# What is expected
From the first line to the last, give the material again exactly, without the images.

# Material shown
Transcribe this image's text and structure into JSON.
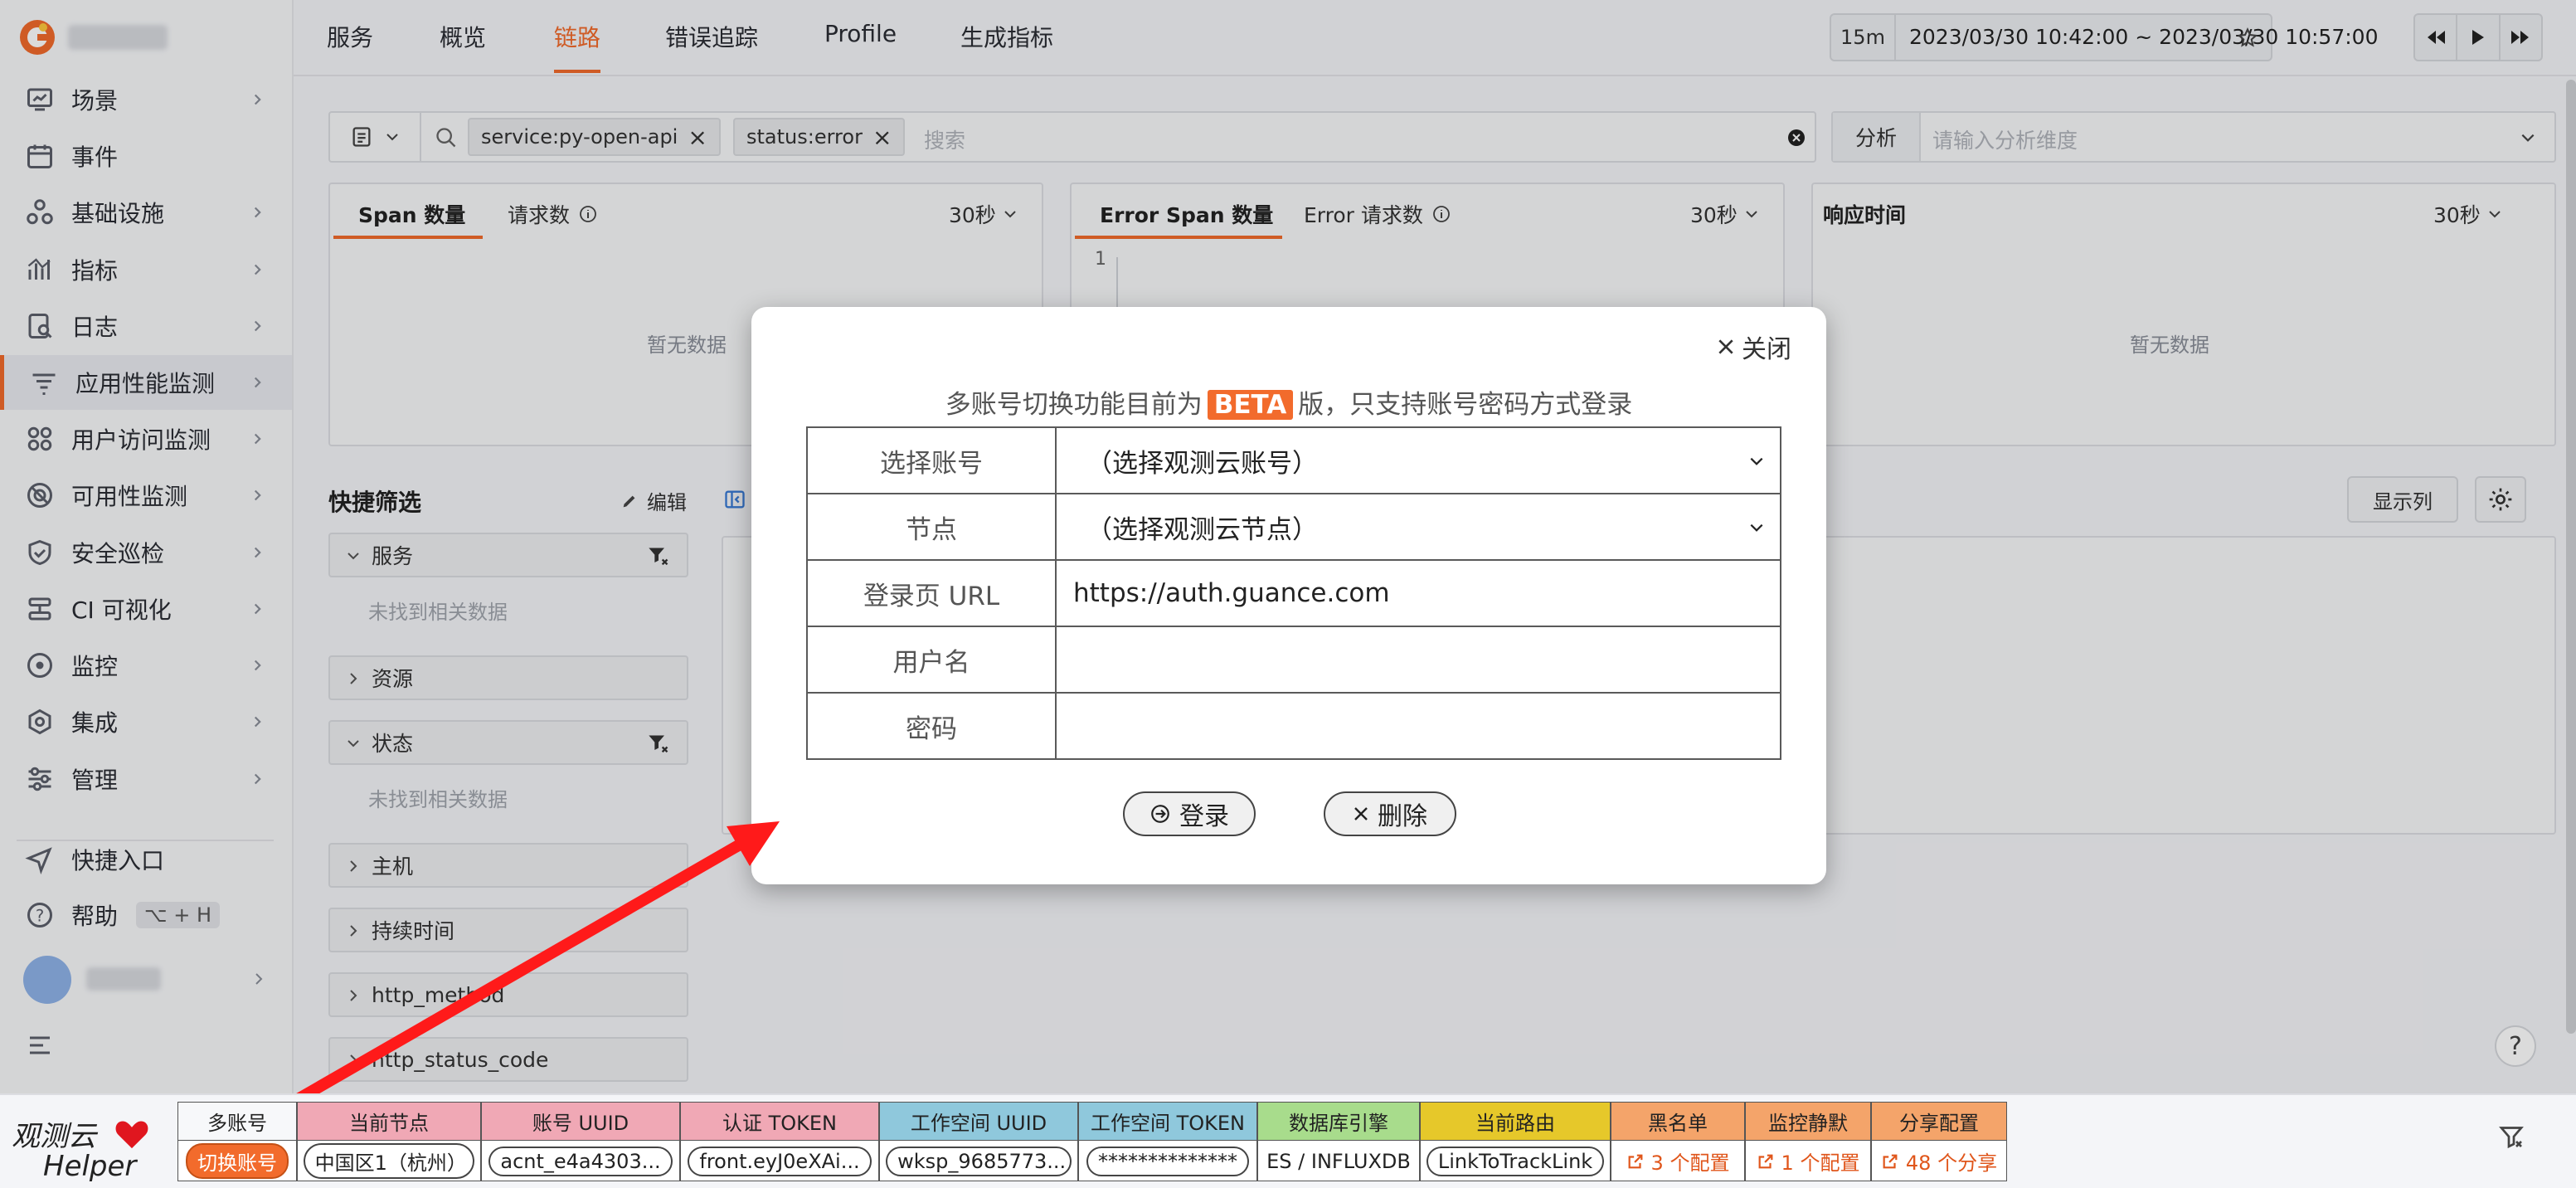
{
  "app": {
    "logo_text": "G"
  },
  "sidebar": {
    "items": [
      {
        "label": "场景",
        "icon": "dashboard-icon",
        "chevron": true
      },
      {
        "label": "事件",
        "icon": "calendar-icon",
        "chevron": false
      },
      {
        "label": "基础设施",
        "icon": "infrastructure-icon",
        "chevron": true
      },
      {
        "label": "指标",
        "icon": "metrics-icon",
        "chevron": true
      },
      {
        "label": "日志",
        "icon": "log-icon",
        "chevron": true
      },
      {
        "label": "应用性能监测",
        "icon": "apm-icon",
        "chevron": true
      },
      {
        "label": "用户访问监测",
        "icon": "rum-icon",
        "chevron": true
      },
      {
        "label": "可用性监测",
        "icon": "availability-icon",
        "chevron": true
      },
      {
        "label": "安全巡检",
        "icon": "shield-icon",
        "chevron": true
      },
      {
        "label": "CI 可视化",
        "icon": "ci-icon",
        "chevron": true
      },
      {
        "label": "监控",
        "icon": "monitor-icon",
        "chevron": true
      },
      {
        "label": "集成",
        "icon": "integration-icon",
        "chevron": true
      },
      {
        "label": "管理",
        "icon": "settings-sliders-icon",
        "chevron": true
      }
    ],
    "shortcut": "快捷入口",
    "help": "帮助",
    "help_keys": "⌥ + H"
  },
  "header": {
    "tabs": [
      "服务",
      "概览",
      "链路",
      "错误追踪",
      "Profile",
      "生成指标"
    ],
    "active_tab": 2,
    "time_quick": "15m",
    "time_range": "2023/03/30 10:42:00 ~ 2023/03/30 10:57:00"
  },
  "search": {
    "tags": [
      "service:py-open-api",
      "status:error"
    ],
    "placeholder": "搜索",
    "analysis_label": "分析",
    "analysis_placeholder": "请输入分析维度"
  },
  "charts": [
    {
      "tabs": [
        "Span 数量",
        "请求数"
      ],
      "interval": "30秒",
      "empty": "暂无数据"
    },
    {
      "tabs": [
        "Error Span 数量",
        "Error 请求数"
      ],
      "interval": "30秒",
      "axis_tick": "1"
    },
    {
      "title": "响应时间",
      "interval": "30秒",
      "empty": "暂无数据"
    }
  ],
  "quick_filter": {
    "title": "快捷筛选",
    "edit": "编辑",
    "groups": [
      {
        "label": "服务",
        "expanded": true,
        "empty": "未找到相关数据"
      },
      {
        "label": "资源",
        "expanded": false
      },
      {
        "label": "状态",
        "expanded": true,
        "empty": "未找到相关数据"
      },
      {
        "label": "主机",
        "expanded": false
      },
      {
        "label": "持续时间",
        "expanded": false
      },
      {
        "label": "http_method",
        "expanded": false
      },
      {
        "label": "http_status_code",
        "expanded": false
      }
    ]
  },
  "list": {
    "columns_button": "显示列"
  },
  "modal": {
    "close": "关闭",
    "notice_prefix": "多账号切换功能目前为",
    "notice_badge": "BETA",
    "notice_suffix": "版，只支持账号密码方式登录",
    "fields": [
      {
        "label": "选择账号",
        "value": "（选择观测云账号）",
        "select": true
      },
      {
        "label": "节点",
        "value": "（选择观测云节点）",
        "select": true
      },
      {
        "label": "登录页 URL",
        "value": "https://auth.guance.com",
        "select": false
      },
      {
        "label": "用户名",
        "value": "",
        "select": false
      },
      {
        "label": "密码",
        "value": "",
        "select": false
      }
    ],
    "login_button": "登录",
    "delete_button": "删除"
  },
  "helper": {
    "brand_line1": "观测云",
    "brand_line2": "Helper",
    "columns": [
      {
        "header": "多账号",
        "value": "切换账号",
        "color": "#f7f8fa",
        "kind": "orange-pill"
      },
      {
        "header": "当前节点",
        "value": "中国区1（杭州）",
        "color": "#f0a8b5",
        "kind": "pill"
      },
      {
        "header": "账号 UUID",
        "value": "acnt_e4a4303...",
        "color": "#f0a8b5",
        "kind": "pill"
      },
      {
        "header": "认证 TOKEN",
        "value": "front.eyJ0eXAi...",
        "color": "#f0a8b5",
        "kind": "pill"
      },
      {
        "header": "工作空间 UUID",
        "value": "wksp_9685773...",
        "color": "#8fc8dc",
        "kind": "pill"
      },
      {
        "header": "工作空间 TOKEN",
        "value": "**************",
        "color": "#8fc8dc",
        "kind": "pill"
      },
      {
        "header": "数据库引擎",
        "value": "ES / INFLUXDB",
        "color": "#a8dc8c",
        "kind": "text"
      },
      {
        "header": "当前路由",
        "value": "LinkToTrackLink",
        "color": "#e6c82a",
        "kind": "pill"
      },
      {
        "header": "黑名单",
        "value": "3 个配置",
        "color": "#f4a46a",
        "kind": "link"
      },
      {
        "header": "监控静默",
        "value": "1 个配置",
        "color": "#f4a46a",
        "kind": "link"
      },
      {
        "header": "分享配置",
        "value": "48 个分享",
        "color": "#f4a46a",
        "kind": "link"
      }
    ]
  },
  "colors": {
    "accent": "#f26b2c",
    "arrow": "#ff1a1a",
    "beta": "#f26b2c"
  }
}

# Reply to the exercise
Transcribe this image's text and structure into JSON.
{
  "app": {
    "logo_text": "G"
  },
  "sidebar": {
    "items": [
      {
        "label": "场景",
        "icon": "dashboard-icon",
        "chevron": true
      },
      {
        "label": "事件",
        "icon": "calendar-icon",
        "chevron": false
      },
      {
        "label": "基础设施",
        "icon": "infrastructure-icon",
        "chevron": true
      },
      {
        "label": "指标",
        "icon": "metrics-icon",
        "chevron": true
      },
      {
        "label": "日志",
        "icon": "log-icon",
        "chevron": true
      },
      {
        "label": "应用性能监测",
        "icon": "apm-icon",
        "chevron": true
      },
      {
        "label": "用户访问监测",
        "icon": "rum-icon",
        "chevron": true
      },
      {
        "label": "可用性监测",
        "icon": "availability-icon",
        "chevron": true
      },
      {
        "label": "安全巡检",
        "icon": "shield-icon",
        "chevron": true
      },
      {
        "label": "CI 可视化",
        "icon": "ci-icon",
        "chevron": true
      },
      {
        "label": "监控",
        "icon": "monitor-icon",
        "chevron": true
      },
      {
        "label": "集成",
        "icon": "integration-icon",
        "chevron": true
      },
      {
        "label": "管理",
        "icon": "settings-sliders-icon",
        "chevron": true
      }
    ],
    "shortcut": "快捷入口",
    "help": "帮助",
    "help_keys": "⌥ + H"
  },
  "header": {
    "tabs": [
      "服务",
      "概览",
      "链路",
      "错误追踪",
      "Profile",
      "生成指标"
    ],
    "active_tab": 2,
    "time_quick": "15m",
    "time_range": "2023/03/30 10:42:00 ~ 2023/03/30 10:57:00"
  },
  "search": {
    "tags": [
      "service:py-open-api",
      "status:error"
    ],
    "placeholder": "搜索",
    "analysis_label": "分析",
    "analysis_placeholder": "请输入分析维度"
  },
  "charts": [
    {
      "tabs": [
        "Span 数量",
        "请求数"
      ],
      "interval": "30秒",
      "empty": "暂无数据"
    },
    {
      "tabs": [
        "Error Span 数量",
        "Error 请求数"
      ],
      "interval": "30秒",
      "axis_tick": "1"
    },
    {
      "title": "响应时间",
      "interval": "30秒",
      "empty": "暂无数据"
    }
  ],
  "quick_filter": {
    "title": "快捷筛选",
    "edit": "编辑",
    "groups": [
      {
        "label": "服务",
        "expanded": true,
        "empty": "未找到相关数据"
      },
      {
        "label": "资源",
        "expanded": false
      },
      {
        "label": "状态",
        "expanded": true,
        "empty": "未找到相关数据"
      },
      {
        "label": "主机",
        "expanded": false
      },
      {
        "label": "持续时间",
        "expanded": false
      },
      {
        "label": "http_method",
        "expanded": false
      },
      {
        "label": "http_status_code",
        "expanded": false
      }
    ]
  },
  "list": {
    "columns_button": "显示列"
  },
  "modal": {
    "close": "关闭",
    "notice_prefix": "多账号切换功能目前为",
    "notice_badge": "BETA",
    "notice_suffix": "版，只支持账号密码方式登录",
    "fields": [
      {
        "label": "选择账号",
        "value": "（选择观测云账号）",
        "select": true
      },
      {
        "label": "节点",
        "value": "（选择观测云节点）",
        "select": true
      },
      {
        "label": "登录页 URL",
        "value": "https://auth.guance.com",
        "select": false
      },
      {
        "label": "用户名",
        "value": "",
        "select": false
      },
      {
        "label": "密码",
        "value": "",
        "select": false
      }
    ],
    "login_button": "登录",
    "delete_button": "删除"
  },
  "helper": {
    "brand_line1": "观测云",
    "brand_line2": "Helper",
    "columns": [
      {
        "header": "多账号",
        "value": "切换账号",
        "color": "#f7f8fa",
        "kind": "orange-pill"
      },
      {
        "header": "当前节点",
        "value": "中国区1（杭州）",
        "color": "#f0a8b5",
        "kind": "pill"
      },
      {
        "header": "账号 UUID",
        "value": "acnt_e4a4303...",
        "color": "#f0a8b5",
        "kind": "pill"
      },
      {
        "header": "认证 TOKEN",
        "value": "front.eyJ0eXAi...",
        "color": "#f0a8b5",
        "kind": "pill"
      },
      {
        "header": "工作空间 UUID",
        "value": "wksp_9685773...",
        "color": "#8fc8dc",
        "kind": "pill"
      },
      {
        "header": "工作空间 TOKEN",
        "value": "**************",
        "color": "#8fc8dc",
        "kind": "pill"
      },
      {
        "header": "数据库引擎",
        "value": "ES / INFLUXDB",
        "color": "#a8dc8c",
        "kind": "text"
      },
      {
        "header": "当前路由",
        "value": "LinkToTrackLink",
        "color": "#e6c82a",
        "kind": "pill"
      },
      {
        "header": "黑名单",
        "value": "3 个配置",
        "color": "#f4a46a",
        "kind": "link"
      },
      {
        "header": "监控静默",
        "value": "1 个配置",
        "color": "#f4a46a",
        "kind": "link"
      },
      {
        "header": "分享配置",
        "value": "48 个分享",
        "color": "#f4a46a",
        "kind": "link"
      }
    ]
  },
  "colors": {
    "accent": "#f26b2c",
    "arrow": "#ff1a1a",
    "beta": "#f26b2c"
  }
}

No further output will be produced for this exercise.